Data records for software interfaces:

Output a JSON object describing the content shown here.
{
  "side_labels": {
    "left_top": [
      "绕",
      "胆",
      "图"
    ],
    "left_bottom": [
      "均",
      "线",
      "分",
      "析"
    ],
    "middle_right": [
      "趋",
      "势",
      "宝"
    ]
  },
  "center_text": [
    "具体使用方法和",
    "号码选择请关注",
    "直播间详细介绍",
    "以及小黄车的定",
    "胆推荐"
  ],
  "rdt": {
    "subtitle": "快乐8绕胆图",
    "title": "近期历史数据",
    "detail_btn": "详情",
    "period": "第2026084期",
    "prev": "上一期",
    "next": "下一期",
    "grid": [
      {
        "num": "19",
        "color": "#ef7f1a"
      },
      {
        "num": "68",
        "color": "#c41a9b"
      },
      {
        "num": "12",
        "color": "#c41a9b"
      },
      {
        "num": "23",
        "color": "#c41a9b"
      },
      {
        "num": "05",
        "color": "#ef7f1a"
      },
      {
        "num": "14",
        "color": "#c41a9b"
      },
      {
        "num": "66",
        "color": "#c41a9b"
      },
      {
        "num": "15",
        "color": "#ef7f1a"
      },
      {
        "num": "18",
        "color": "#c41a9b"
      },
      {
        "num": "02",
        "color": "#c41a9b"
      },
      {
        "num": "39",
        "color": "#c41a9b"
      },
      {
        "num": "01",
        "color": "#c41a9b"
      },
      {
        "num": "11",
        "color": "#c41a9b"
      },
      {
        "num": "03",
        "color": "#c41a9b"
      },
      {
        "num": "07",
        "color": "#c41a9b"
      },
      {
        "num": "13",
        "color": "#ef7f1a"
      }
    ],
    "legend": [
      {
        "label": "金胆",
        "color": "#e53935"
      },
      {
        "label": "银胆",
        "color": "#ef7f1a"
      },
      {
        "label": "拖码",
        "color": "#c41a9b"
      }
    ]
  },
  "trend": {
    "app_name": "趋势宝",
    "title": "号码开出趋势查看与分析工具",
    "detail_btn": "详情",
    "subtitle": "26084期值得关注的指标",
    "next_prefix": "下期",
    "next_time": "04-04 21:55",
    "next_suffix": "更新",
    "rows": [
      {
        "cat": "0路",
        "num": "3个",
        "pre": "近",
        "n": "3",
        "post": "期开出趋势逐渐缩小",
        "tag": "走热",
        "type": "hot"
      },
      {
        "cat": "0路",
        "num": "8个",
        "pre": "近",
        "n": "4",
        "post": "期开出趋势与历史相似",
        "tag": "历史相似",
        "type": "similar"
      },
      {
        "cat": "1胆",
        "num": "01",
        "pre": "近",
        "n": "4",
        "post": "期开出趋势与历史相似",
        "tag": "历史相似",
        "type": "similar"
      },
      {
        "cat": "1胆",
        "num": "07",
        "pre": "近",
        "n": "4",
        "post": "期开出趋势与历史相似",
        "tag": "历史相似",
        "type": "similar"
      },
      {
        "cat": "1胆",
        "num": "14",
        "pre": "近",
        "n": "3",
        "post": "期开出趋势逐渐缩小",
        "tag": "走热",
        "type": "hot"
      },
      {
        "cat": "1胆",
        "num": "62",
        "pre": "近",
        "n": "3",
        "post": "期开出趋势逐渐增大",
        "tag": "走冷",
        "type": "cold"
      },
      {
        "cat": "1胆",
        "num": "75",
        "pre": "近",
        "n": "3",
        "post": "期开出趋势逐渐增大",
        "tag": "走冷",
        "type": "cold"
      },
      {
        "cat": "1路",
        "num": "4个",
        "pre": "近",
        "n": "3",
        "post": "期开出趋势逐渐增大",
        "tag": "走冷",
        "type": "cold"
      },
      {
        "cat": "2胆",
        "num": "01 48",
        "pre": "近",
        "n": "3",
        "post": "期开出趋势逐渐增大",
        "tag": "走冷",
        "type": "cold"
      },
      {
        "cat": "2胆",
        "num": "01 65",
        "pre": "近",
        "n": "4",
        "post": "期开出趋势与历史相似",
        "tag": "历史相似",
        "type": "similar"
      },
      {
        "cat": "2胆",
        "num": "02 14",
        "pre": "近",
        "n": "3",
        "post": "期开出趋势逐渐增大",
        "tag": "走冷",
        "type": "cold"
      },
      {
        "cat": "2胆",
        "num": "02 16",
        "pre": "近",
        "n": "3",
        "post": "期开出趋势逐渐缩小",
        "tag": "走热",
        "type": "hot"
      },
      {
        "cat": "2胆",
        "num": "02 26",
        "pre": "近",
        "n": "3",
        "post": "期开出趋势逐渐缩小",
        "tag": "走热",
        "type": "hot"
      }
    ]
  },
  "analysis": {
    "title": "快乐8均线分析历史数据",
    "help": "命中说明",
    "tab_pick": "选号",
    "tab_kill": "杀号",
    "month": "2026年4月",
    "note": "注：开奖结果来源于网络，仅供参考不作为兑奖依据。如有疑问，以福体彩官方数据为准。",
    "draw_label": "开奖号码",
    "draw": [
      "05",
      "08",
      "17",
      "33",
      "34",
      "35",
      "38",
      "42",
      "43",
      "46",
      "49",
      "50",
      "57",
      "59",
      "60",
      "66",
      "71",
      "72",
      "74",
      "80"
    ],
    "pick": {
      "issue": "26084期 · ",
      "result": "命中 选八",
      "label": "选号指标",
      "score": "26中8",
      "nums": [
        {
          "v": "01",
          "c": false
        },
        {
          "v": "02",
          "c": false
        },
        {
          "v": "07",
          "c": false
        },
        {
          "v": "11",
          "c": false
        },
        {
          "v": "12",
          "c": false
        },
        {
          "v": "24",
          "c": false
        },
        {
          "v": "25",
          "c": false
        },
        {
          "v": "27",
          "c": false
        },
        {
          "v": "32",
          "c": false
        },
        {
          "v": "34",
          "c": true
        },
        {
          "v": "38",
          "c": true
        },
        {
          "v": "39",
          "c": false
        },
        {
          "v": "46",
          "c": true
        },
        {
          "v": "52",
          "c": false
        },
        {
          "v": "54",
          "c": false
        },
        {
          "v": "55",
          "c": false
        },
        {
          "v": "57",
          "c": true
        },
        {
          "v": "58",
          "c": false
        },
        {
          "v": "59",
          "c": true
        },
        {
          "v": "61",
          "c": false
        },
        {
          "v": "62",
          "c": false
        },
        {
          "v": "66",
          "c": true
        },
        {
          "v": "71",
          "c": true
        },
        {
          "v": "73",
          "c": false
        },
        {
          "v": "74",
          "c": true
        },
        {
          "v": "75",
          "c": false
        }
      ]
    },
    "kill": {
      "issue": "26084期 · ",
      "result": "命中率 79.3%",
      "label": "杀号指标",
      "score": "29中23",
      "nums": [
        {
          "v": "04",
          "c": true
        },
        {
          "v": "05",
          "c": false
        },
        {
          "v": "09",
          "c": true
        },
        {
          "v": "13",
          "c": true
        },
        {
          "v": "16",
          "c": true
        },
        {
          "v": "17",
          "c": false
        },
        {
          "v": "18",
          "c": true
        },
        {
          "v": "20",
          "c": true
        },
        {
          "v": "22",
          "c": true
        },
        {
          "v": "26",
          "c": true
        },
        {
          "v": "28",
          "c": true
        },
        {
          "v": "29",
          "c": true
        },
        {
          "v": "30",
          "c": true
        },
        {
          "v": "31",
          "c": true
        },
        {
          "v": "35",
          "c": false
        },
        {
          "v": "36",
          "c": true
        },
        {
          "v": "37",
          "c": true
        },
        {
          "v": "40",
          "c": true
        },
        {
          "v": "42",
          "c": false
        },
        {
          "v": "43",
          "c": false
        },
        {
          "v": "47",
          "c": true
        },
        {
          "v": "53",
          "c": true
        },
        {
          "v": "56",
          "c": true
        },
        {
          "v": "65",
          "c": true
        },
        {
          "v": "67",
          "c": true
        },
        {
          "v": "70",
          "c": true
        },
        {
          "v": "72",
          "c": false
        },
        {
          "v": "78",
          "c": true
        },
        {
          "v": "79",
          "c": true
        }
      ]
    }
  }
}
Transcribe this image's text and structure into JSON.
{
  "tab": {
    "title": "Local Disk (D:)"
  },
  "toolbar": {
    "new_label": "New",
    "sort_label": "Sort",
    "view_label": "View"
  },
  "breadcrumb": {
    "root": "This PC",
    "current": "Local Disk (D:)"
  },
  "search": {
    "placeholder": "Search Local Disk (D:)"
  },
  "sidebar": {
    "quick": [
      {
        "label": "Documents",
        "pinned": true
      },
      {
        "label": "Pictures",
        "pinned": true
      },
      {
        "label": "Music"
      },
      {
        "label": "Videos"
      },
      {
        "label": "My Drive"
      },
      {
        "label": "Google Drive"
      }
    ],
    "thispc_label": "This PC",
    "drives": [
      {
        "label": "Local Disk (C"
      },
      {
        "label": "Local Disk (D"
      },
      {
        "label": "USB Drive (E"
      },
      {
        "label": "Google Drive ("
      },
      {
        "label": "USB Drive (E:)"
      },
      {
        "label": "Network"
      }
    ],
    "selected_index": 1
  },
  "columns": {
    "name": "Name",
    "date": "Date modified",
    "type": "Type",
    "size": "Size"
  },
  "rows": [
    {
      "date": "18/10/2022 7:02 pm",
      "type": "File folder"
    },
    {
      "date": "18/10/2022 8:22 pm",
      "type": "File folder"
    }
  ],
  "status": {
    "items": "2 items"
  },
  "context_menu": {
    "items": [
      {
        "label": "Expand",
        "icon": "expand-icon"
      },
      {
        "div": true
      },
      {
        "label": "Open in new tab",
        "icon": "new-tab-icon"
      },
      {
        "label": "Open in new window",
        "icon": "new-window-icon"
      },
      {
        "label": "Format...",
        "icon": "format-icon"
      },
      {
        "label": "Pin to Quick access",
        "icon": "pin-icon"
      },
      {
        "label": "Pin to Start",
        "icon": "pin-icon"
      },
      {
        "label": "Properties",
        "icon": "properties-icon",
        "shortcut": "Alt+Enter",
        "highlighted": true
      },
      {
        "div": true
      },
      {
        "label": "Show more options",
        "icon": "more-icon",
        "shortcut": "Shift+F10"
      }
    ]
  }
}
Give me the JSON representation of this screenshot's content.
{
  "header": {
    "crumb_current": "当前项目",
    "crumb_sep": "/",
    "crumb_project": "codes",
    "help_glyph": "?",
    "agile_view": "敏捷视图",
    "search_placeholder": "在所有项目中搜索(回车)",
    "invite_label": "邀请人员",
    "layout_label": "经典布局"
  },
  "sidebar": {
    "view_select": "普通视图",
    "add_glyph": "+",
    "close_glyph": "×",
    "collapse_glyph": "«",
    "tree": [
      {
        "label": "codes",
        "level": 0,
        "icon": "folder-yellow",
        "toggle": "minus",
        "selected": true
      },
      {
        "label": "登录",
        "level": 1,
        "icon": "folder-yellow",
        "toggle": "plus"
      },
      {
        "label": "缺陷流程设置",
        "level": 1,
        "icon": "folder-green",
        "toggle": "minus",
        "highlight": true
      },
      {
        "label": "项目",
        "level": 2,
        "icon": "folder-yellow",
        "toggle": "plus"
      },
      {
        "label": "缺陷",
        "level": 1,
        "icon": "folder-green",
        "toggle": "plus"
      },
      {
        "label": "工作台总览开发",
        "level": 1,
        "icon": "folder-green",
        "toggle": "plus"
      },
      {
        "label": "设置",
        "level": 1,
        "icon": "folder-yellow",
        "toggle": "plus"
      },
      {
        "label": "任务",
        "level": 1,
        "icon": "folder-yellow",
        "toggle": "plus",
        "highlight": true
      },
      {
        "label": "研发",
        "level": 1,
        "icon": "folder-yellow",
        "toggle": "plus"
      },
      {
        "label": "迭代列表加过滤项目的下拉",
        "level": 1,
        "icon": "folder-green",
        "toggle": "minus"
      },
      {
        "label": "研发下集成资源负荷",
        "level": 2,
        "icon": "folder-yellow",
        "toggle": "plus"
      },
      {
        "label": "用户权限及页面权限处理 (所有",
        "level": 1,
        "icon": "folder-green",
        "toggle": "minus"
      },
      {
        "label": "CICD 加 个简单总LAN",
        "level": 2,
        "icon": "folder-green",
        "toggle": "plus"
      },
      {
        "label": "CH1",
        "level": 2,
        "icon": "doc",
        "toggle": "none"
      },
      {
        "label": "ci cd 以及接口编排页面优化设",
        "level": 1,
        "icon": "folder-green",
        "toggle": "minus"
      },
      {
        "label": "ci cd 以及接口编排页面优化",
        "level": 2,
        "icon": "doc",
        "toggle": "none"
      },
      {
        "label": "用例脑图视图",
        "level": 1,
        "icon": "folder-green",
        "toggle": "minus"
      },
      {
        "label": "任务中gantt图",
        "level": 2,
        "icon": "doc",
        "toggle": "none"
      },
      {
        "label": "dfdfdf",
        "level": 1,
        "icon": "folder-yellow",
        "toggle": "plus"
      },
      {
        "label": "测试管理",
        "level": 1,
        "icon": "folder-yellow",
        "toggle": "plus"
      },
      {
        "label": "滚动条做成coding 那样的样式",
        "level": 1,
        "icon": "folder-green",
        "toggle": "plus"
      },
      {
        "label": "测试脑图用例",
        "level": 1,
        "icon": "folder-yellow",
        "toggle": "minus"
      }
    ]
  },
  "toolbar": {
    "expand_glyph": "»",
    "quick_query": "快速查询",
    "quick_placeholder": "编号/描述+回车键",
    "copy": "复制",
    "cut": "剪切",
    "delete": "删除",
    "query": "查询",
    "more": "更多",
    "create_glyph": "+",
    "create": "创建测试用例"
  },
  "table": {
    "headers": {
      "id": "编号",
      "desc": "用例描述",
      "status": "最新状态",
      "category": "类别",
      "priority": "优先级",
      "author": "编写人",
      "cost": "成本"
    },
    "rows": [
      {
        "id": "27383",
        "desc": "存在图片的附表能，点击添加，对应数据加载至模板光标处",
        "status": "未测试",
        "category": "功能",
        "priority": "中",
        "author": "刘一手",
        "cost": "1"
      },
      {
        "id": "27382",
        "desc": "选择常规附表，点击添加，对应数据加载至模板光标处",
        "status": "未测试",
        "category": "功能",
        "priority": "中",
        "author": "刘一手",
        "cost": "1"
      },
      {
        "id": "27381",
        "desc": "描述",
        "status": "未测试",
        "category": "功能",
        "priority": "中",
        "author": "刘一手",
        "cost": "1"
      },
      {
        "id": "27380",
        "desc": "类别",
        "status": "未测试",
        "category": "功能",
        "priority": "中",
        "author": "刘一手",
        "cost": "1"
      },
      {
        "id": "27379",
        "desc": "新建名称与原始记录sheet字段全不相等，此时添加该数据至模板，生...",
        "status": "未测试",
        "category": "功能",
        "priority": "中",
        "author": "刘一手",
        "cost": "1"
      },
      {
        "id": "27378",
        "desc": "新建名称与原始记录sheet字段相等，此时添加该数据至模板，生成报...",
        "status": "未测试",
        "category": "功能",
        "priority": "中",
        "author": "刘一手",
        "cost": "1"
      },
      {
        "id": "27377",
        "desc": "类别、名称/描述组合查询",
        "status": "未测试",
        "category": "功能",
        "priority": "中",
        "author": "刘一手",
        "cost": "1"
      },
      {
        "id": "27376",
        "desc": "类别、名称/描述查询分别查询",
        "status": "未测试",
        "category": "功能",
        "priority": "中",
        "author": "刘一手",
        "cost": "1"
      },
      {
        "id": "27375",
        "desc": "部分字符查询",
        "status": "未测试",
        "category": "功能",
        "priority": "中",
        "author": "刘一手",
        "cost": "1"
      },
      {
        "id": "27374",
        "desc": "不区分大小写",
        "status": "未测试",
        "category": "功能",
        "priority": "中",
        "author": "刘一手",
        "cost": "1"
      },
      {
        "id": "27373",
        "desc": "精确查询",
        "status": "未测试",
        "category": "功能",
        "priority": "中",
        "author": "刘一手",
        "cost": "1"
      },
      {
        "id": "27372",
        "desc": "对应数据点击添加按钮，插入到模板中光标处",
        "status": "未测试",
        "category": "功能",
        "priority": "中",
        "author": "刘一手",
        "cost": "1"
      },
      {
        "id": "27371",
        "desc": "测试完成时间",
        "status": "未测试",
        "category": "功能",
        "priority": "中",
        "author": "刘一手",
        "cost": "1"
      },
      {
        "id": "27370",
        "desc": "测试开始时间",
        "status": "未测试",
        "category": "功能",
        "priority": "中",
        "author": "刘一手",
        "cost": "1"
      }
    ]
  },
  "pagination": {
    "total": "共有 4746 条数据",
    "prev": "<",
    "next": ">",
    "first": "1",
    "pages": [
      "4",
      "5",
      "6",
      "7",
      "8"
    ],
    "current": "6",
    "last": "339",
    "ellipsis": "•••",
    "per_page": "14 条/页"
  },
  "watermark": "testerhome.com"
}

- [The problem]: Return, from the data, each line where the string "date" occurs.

- [Task response]:
    "date": "Date modified",
      "date": "18/10/2022 7:02 pm",
      "date": "18/10/2022 8:22 pm",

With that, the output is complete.